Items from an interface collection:
↓↓↓
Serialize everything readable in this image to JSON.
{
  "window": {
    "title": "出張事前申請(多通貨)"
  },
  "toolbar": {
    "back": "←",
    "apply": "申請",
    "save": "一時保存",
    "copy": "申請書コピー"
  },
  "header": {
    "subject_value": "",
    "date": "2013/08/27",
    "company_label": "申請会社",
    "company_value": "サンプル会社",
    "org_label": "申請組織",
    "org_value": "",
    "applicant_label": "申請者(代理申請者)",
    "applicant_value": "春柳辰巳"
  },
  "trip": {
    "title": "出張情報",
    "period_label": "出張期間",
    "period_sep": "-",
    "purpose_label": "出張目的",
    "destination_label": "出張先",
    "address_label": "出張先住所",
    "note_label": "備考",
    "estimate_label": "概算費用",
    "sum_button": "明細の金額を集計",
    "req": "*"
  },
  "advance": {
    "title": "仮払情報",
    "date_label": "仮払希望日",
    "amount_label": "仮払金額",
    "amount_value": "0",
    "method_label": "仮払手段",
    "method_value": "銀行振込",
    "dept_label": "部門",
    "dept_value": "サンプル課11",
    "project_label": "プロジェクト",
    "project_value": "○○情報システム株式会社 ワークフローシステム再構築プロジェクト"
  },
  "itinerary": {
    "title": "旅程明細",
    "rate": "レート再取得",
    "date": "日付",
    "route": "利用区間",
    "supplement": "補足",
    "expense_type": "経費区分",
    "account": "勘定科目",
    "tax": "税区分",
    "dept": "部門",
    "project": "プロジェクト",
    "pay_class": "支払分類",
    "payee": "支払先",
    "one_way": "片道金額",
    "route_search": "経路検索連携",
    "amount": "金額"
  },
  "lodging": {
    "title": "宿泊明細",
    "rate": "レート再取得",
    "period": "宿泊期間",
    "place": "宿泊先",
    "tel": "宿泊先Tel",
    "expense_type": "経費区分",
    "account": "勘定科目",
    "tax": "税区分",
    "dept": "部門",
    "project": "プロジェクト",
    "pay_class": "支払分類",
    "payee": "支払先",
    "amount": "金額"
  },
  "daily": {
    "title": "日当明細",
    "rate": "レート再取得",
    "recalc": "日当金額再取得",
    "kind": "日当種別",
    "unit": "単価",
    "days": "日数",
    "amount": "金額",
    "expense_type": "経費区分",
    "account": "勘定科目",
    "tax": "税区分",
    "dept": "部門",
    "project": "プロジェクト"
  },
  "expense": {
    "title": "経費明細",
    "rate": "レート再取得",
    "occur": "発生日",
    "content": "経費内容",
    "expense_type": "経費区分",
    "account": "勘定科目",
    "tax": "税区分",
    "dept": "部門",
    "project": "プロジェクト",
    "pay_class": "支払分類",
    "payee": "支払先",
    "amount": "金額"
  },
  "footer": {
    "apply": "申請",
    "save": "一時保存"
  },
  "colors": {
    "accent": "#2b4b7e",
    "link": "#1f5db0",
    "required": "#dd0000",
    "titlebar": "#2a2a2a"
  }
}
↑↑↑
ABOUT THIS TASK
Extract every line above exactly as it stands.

RESPONSE AREA
Serialize everything readable in this image to JSON.
{
  "window": {
    "title": "出張事前申請(多通貨)"
  },
  "toolbar": {
    "back": "←",
    "apply": "申請",
    "save": "一時保存",
    "copy": "申請書コピー"
  },
  "header": {
    "subject_value": "",
    "date": "2013/08/27",
    "company_label": "申請会社",
    "company_value": "サンプル会社",
    "org_label": "申請組織",
    "org_value": "",
    "applicant_label": "申請者(代理申請者)",
    "applicant_value": "春柳辰巳"
  },
  "trip": {
    "title": "出張情報",
    "period_label": "出張期間",
    "period_sep": "-",
    "purpose_label": "出張目的",
    "destination_label": "出張先",
    "address_label": "出張先住所",
    "note_label": "備考",
    "estimate_label": "概算費用",
    "sum_button": "明細の金額を集計",
    "req": "*"
  },
  "advance": {
    "title": "仮払情報",
    "date_label": "仮払希望日",
    "amount_label": "仮払金額",
    "amount_value": "0",
    "method_label": "仮払手段",
    "method_value": "銀行振込",
    "dept_label": "部門",
    "dept_value": "サンプル課11",
    "project_label": "プロジェクト",
    "project_value": "○○情報システム株式会社 ワークフローシステム再構築プロジェクト"
  },
  "itinerary": {
    "title": "旅程明細",
    "rate": "レート再取得",
    "date": "日付",
    "route": "利用区間",
    "supplement": "補足",
    "expense_type": "経費区分",
    "account": "勘定科目",
    "tax": "税区分",
    "dept": "部門",
    "project": "プロジェクト",
    "pay_class": "支払分類",
    "payee": "支払先",
    "one_way": "片道金額",
    "route_search": "経路検索連携",
    "amount": "金額"
  },
  "lodging": {
    "title": "宿泊明細",
    "rate": "レート再取得",
    "period": "宿泊期間",
    "place": "宿泊先",
    "tel": "宿泊先Tel",
    "expense_type": "経費区分",
    "account": "勘定科目",
    "tax": "税区分",
    "dept": "部門",
    "project": "プロジェクト",
    "pay_class": "支払分類",
    "payee": "支払先",
    "amount": "金額"
  },
  "daily": {
    "title": "日当明細",
    "rate": "レート再取得",
    "recalc": "日当金額再取得",
    "kind": "日当種別",
    "unit": "単価",
    "days": "日数",
    "amount": "金額",
    "expense_type": "経費区分",
    "account": "勘定科目",
    "tax": "税区分",
    "dept": "部門",
    "project": "プロジェクト"
  },
  "expense": {
    "title": "経費明細",
    "rate": "レート再取得",
    "occur": "発生日",
    "content": "経費内容",
    "expense_type": "経費区分",
    "account": "勘定科目",
    "tax": "税区分",
    "dept": "部門",
    "project": "プロジェクト",
    "pay_class": "支払分類",
    "payee": "支払先",
    "amount": "金額"
  },
  "footer": {
    "apply": "申請",
    "save": "一時保存"
  },
  "colors": {
    "accent": "#2b4b7e",
    "link": "#1f5db0",
    "required": "#dd0000",
    "titlebar": "#2a2a2a"
  }
}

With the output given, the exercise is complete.